*Task instructions*:
Filter the listing below down to the lines containing the word "Tanzvideos".
═══ Working data ═══
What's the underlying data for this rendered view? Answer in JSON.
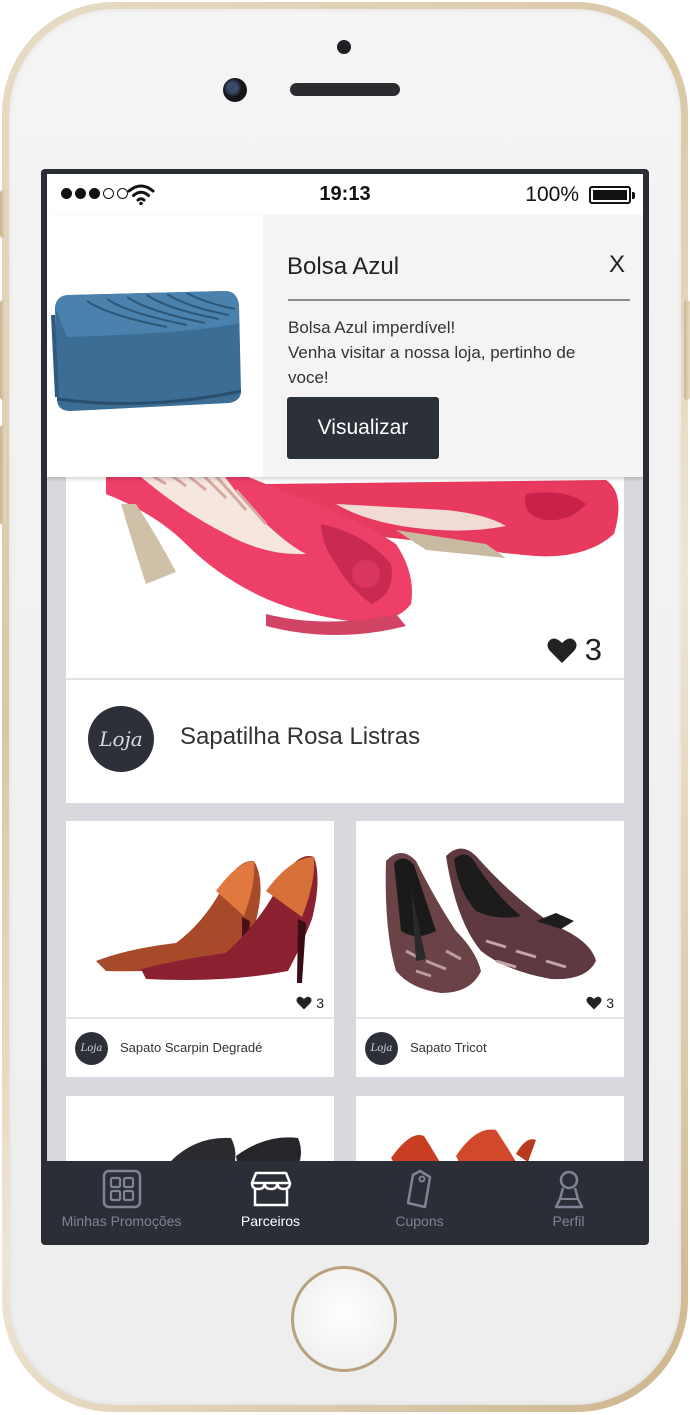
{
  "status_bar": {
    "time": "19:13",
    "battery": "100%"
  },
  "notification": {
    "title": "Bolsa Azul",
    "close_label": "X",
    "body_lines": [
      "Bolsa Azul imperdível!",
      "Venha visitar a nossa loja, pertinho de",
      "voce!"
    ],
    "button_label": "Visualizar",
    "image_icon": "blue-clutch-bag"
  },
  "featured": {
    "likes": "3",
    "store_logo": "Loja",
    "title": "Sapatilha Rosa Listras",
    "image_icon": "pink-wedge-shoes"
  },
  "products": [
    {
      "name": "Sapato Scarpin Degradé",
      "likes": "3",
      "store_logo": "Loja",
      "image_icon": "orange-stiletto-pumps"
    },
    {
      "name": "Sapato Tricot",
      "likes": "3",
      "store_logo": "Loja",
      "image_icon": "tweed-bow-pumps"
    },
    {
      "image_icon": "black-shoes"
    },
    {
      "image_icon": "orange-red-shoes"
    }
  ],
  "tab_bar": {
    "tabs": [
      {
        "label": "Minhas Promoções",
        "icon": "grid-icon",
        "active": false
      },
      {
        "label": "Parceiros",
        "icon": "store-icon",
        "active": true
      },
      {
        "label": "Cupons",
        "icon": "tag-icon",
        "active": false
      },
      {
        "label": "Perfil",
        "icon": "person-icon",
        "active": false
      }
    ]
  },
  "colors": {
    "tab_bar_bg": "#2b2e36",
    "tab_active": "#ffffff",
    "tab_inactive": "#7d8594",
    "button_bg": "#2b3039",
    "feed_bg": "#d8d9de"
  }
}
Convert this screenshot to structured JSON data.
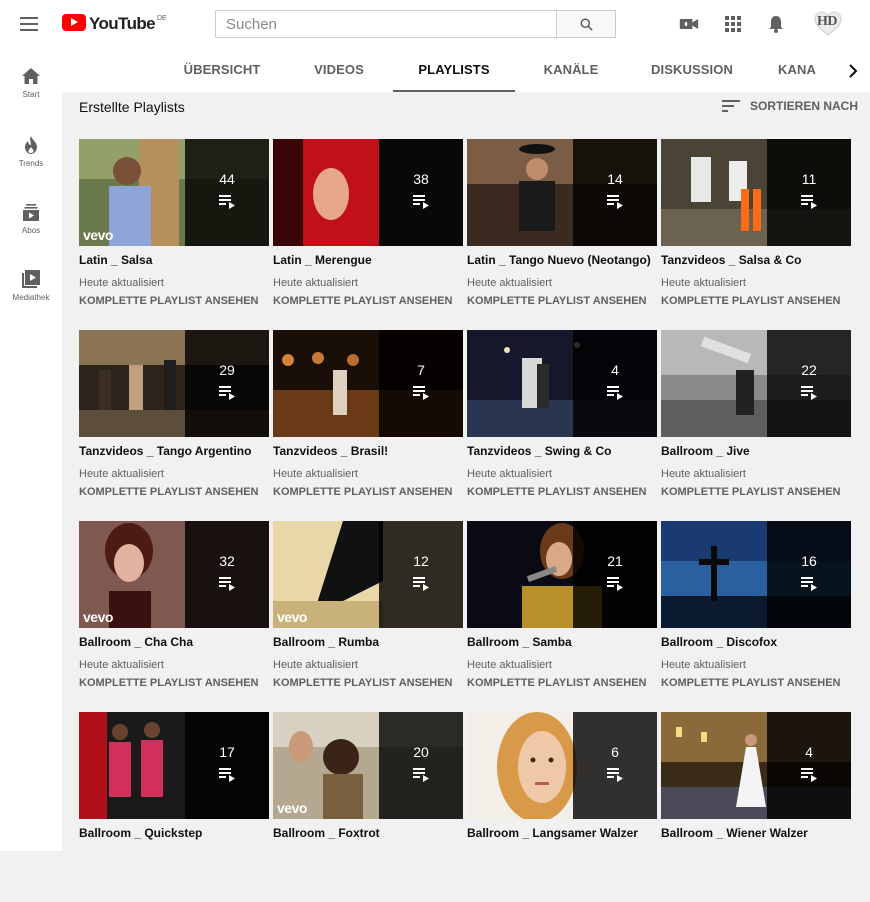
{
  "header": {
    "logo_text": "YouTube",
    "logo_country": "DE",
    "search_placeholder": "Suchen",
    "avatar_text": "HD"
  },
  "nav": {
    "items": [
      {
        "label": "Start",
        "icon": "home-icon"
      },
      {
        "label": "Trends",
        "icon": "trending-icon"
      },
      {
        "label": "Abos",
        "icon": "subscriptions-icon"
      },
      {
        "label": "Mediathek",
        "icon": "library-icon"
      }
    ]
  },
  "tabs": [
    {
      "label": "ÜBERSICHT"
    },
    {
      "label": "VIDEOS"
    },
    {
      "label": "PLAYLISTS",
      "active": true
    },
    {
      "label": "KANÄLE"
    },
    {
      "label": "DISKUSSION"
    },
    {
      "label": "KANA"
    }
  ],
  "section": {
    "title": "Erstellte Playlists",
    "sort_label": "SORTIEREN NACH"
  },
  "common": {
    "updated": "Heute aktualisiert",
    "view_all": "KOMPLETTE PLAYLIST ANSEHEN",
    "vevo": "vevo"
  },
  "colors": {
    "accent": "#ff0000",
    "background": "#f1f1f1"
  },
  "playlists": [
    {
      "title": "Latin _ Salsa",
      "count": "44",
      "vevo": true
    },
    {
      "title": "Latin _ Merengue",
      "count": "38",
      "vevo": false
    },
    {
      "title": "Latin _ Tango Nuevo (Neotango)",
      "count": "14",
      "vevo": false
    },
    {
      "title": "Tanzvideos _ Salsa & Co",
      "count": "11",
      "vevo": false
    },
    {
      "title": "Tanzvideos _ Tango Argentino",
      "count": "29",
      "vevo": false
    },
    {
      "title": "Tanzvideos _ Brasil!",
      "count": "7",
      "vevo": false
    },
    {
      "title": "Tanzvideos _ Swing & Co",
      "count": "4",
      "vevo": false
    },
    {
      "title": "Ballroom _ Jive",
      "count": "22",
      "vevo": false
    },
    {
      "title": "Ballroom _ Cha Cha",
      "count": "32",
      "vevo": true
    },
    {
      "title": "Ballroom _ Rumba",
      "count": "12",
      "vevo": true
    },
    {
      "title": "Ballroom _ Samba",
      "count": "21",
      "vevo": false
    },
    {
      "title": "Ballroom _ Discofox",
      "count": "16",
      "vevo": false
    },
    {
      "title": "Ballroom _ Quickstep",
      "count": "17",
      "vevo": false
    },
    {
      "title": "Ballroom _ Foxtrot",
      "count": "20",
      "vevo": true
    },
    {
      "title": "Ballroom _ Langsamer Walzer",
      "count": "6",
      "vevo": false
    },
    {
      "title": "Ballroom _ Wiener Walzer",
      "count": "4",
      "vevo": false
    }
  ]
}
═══
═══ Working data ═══
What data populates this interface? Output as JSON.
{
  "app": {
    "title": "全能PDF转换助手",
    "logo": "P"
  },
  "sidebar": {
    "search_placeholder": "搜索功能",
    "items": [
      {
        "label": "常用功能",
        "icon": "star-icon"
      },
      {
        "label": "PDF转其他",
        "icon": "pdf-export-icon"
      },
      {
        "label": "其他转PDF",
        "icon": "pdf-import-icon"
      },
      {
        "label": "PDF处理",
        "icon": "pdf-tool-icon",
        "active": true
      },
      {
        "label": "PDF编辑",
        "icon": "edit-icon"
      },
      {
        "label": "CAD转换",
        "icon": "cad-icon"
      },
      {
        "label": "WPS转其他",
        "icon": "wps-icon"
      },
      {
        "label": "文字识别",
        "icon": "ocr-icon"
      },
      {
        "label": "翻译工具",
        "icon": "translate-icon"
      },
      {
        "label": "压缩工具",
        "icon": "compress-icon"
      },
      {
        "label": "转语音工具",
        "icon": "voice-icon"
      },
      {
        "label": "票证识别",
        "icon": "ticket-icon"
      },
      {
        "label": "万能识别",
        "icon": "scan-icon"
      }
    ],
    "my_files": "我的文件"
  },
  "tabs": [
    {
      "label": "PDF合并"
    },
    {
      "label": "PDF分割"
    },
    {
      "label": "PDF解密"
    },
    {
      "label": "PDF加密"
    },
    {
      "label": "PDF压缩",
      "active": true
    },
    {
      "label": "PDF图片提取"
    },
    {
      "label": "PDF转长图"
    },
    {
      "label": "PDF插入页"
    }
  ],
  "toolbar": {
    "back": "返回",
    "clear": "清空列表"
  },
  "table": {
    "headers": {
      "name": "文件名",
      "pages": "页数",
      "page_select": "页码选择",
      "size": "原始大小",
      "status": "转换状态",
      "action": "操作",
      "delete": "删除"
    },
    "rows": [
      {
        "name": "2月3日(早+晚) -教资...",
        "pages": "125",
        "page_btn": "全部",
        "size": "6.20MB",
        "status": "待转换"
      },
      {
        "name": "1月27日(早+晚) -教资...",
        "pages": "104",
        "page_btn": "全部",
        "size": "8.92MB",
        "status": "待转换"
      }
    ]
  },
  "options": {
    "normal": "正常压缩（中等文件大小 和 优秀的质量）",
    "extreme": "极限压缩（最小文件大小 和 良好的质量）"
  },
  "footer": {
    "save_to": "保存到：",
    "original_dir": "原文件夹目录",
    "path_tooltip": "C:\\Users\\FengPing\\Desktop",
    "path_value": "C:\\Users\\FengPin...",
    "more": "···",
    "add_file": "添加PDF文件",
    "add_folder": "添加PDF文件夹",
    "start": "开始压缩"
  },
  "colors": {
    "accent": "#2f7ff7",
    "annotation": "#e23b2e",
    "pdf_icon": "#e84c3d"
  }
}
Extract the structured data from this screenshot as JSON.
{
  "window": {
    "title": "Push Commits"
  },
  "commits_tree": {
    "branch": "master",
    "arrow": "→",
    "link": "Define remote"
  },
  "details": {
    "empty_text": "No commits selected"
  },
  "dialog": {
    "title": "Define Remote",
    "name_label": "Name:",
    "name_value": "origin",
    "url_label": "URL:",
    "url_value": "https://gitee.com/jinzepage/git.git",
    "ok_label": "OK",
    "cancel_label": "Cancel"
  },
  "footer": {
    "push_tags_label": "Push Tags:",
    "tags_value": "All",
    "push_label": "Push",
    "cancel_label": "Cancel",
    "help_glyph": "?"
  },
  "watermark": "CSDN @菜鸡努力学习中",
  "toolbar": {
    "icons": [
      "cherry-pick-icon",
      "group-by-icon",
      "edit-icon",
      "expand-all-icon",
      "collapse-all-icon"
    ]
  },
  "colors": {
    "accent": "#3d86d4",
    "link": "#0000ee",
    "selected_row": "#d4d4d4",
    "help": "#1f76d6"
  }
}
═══
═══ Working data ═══
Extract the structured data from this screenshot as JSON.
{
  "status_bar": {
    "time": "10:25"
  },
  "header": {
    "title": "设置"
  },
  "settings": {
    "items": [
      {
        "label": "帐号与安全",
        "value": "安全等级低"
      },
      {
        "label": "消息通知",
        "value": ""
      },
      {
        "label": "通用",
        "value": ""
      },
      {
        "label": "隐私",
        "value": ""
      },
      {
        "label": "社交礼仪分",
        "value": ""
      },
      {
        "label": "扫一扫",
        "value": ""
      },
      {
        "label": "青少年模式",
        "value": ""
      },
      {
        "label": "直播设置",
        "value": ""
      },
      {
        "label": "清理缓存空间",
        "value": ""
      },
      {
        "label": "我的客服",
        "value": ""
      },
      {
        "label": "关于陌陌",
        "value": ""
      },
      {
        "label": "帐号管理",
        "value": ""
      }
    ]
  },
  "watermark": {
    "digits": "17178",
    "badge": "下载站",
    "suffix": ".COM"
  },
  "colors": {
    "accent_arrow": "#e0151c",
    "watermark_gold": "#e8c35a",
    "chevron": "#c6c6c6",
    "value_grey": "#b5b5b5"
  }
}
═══
*Written response*:
      "title": "Tanzvideos _ Salsa & Co",
      "title": "Tanzvideos _ Tango Argentino",
      "title": "Tanzvideos _ Brasil!",
      "title": "Tanzvideos _ Swing & Co",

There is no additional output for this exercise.